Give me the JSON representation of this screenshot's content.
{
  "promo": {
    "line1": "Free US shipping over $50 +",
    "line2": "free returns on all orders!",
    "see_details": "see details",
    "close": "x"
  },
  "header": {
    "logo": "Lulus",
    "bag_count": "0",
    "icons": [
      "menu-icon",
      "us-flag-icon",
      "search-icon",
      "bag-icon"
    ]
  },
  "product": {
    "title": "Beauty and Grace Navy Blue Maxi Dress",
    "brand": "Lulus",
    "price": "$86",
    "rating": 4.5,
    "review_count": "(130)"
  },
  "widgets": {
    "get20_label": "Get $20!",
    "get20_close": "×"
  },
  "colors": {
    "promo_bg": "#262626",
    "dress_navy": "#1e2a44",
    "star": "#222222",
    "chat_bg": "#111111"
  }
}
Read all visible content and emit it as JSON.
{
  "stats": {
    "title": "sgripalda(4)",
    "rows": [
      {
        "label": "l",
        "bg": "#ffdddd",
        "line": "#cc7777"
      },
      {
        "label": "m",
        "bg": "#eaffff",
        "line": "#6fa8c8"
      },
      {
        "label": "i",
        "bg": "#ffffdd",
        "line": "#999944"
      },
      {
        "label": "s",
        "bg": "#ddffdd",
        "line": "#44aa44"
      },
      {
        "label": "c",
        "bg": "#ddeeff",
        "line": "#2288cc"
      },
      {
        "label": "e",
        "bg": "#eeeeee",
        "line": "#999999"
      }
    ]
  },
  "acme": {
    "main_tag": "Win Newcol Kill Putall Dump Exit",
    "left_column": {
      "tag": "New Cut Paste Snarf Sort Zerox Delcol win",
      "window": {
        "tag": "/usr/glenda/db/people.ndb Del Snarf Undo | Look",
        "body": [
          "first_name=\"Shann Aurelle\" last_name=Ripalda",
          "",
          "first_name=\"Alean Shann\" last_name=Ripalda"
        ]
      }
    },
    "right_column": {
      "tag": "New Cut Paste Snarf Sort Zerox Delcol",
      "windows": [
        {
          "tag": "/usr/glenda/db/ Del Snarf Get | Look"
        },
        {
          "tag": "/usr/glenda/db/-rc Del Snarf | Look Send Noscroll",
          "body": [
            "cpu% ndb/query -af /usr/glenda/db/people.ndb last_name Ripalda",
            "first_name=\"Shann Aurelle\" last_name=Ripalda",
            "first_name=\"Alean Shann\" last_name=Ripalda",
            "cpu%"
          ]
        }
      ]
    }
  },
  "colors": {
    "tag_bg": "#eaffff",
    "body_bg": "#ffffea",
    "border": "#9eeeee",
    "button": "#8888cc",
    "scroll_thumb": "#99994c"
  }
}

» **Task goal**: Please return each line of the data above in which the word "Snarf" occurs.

» **Task output**:
      "tag": "New Cut Paste Snarf Sort Zerox Delcol win",
        "tag": "/usr/glenda/db/people.ndb Del Snarf Undo | Look",
      "tag": "New Cut Paste Snarf Sort Zerox Delcol",
          "tag": "/usr/glenda/db/ Del Snarf Get | Look"
          "tag": "/usr/glenda/db/-rc Del Snarf | Look Send Noscroll",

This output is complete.